Elizabeth A. Williams. Photo courtesy Ventfort Hall

Lenox — On Tuesday, Sept. 1, at 4 p.m., Ventfort Hall will present Elizabeth A. Williams, the David and Peggy Rockefeller Curator of Decorative Arts and Design at the Rhode Island School of Design Museum in Providence, Rhode Island, speaking via Zoom on “Gorham Silver: Designing Brilliance 1850-1970.” Her talk will be based on the major exhibition of the same name that she curated for the museum last year.

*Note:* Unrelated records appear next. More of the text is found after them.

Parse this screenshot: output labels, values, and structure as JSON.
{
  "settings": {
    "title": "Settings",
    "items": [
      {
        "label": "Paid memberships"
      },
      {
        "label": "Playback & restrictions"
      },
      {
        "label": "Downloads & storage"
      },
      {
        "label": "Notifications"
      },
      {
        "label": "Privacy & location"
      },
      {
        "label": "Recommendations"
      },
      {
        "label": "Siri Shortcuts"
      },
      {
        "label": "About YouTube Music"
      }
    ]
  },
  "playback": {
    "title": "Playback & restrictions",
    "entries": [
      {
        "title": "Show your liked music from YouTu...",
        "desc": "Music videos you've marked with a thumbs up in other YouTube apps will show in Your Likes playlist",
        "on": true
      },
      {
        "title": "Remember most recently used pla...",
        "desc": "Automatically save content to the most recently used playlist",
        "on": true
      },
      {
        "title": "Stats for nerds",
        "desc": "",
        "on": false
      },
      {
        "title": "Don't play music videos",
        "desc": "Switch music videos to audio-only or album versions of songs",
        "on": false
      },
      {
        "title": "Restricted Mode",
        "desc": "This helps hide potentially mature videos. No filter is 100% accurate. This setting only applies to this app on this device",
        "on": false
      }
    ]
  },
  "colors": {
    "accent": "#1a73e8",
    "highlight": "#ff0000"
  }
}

When Gorham Manufacturing opened its doors in 1831, the company was located in Providence. Gorham was perhaps best known for innovating the use of the steam-powered press in its operations, but mechanization was always accompanied by meticulous handwork. The company’s influence in the U.S. and worldwide hit full stride in 1860 when Mary Todd Lincoln chose a Gorham pattern for the White House.

Before joining the museum, Williams was assistant curator of decorative arts and design at the Los Angeles County Museum of Art, where she reinstalled 450 pieces of decorative art in its European galleries. She also curated “Daily Pleasures: French Ceramics” at LACMA, and created new educational and interpretive materials for European decorative arts objects.

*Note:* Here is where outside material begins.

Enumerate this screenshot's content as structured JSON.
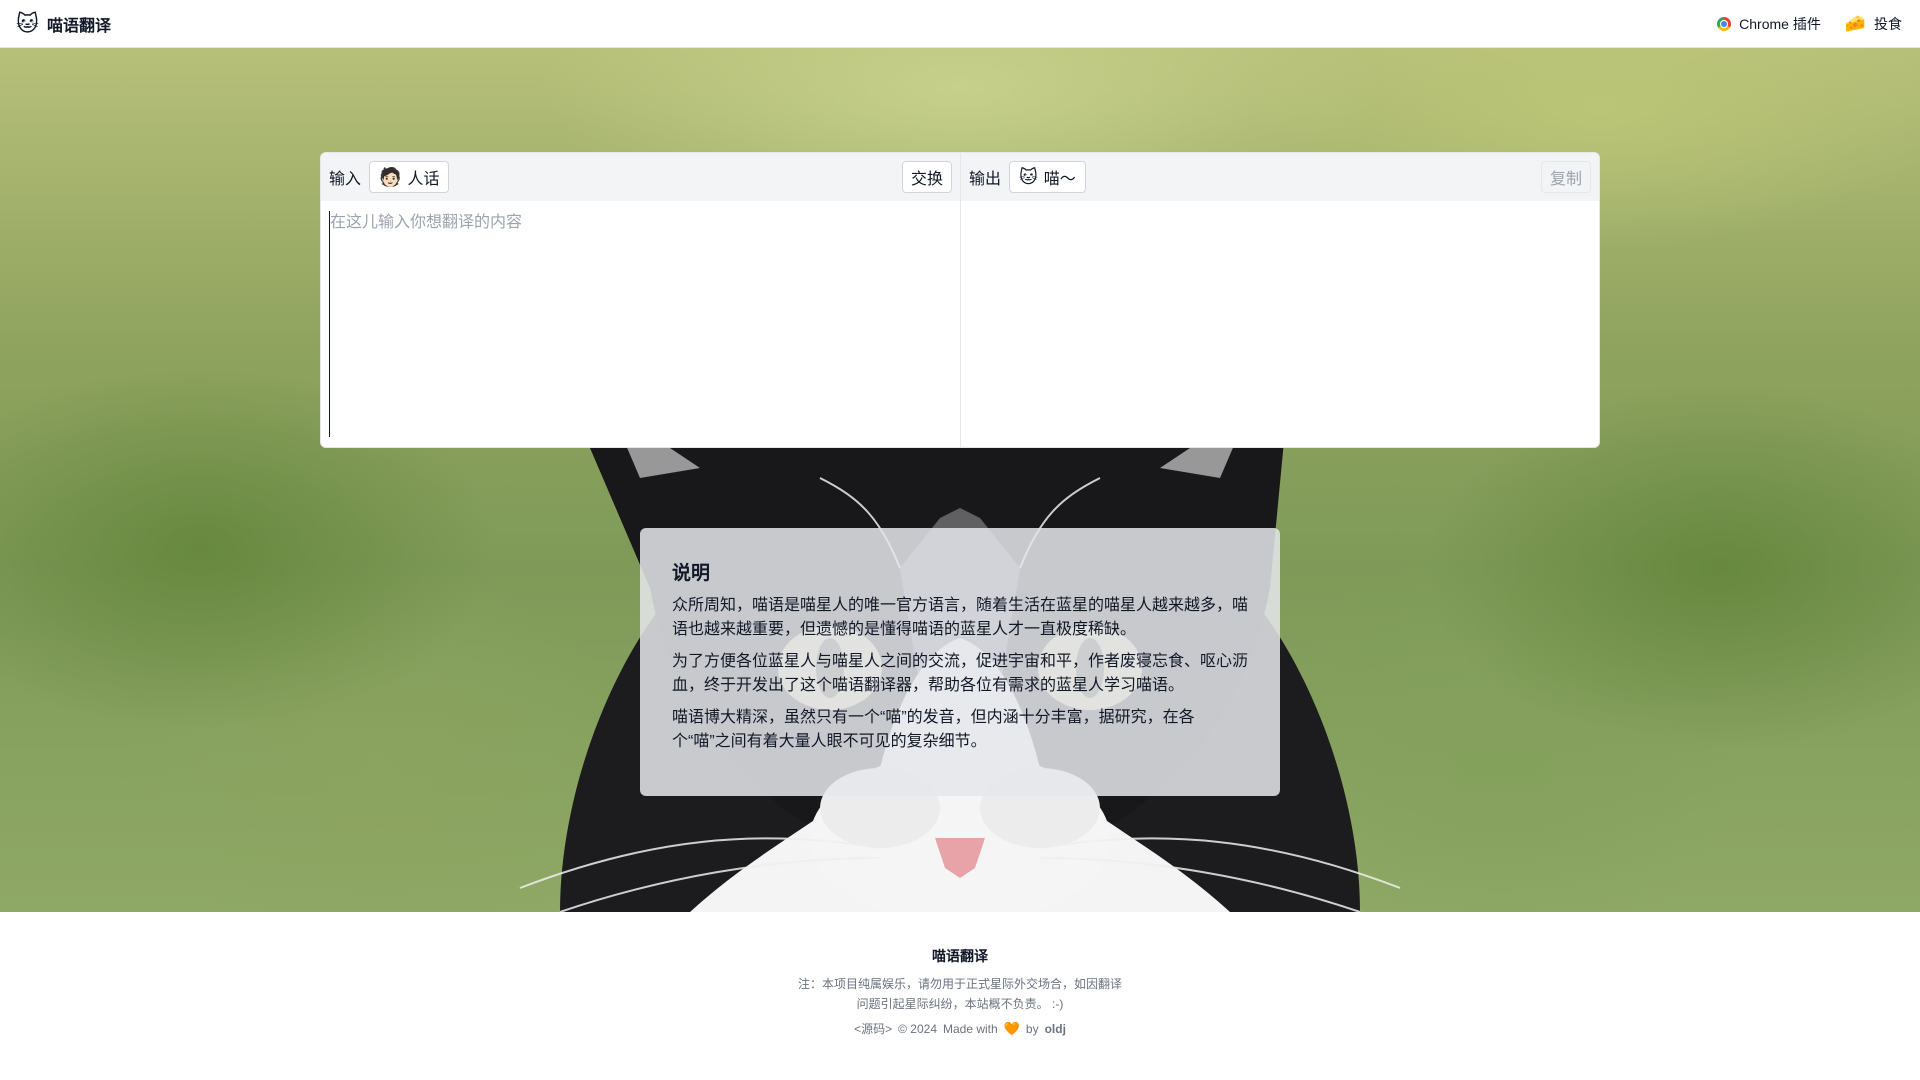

Tickets are $20. Although Williams will be speaking via Zoom from the RISD Museum, reservations for viewing her at Ventfort Hall on Zoom can be made. Reservations are required as seating will be strictly limited. For more information or to register, see the Berkshire Edge calendar or contact Ventfort Hall at at (413) 637-3206 or info@gildedage.org.

–E.E.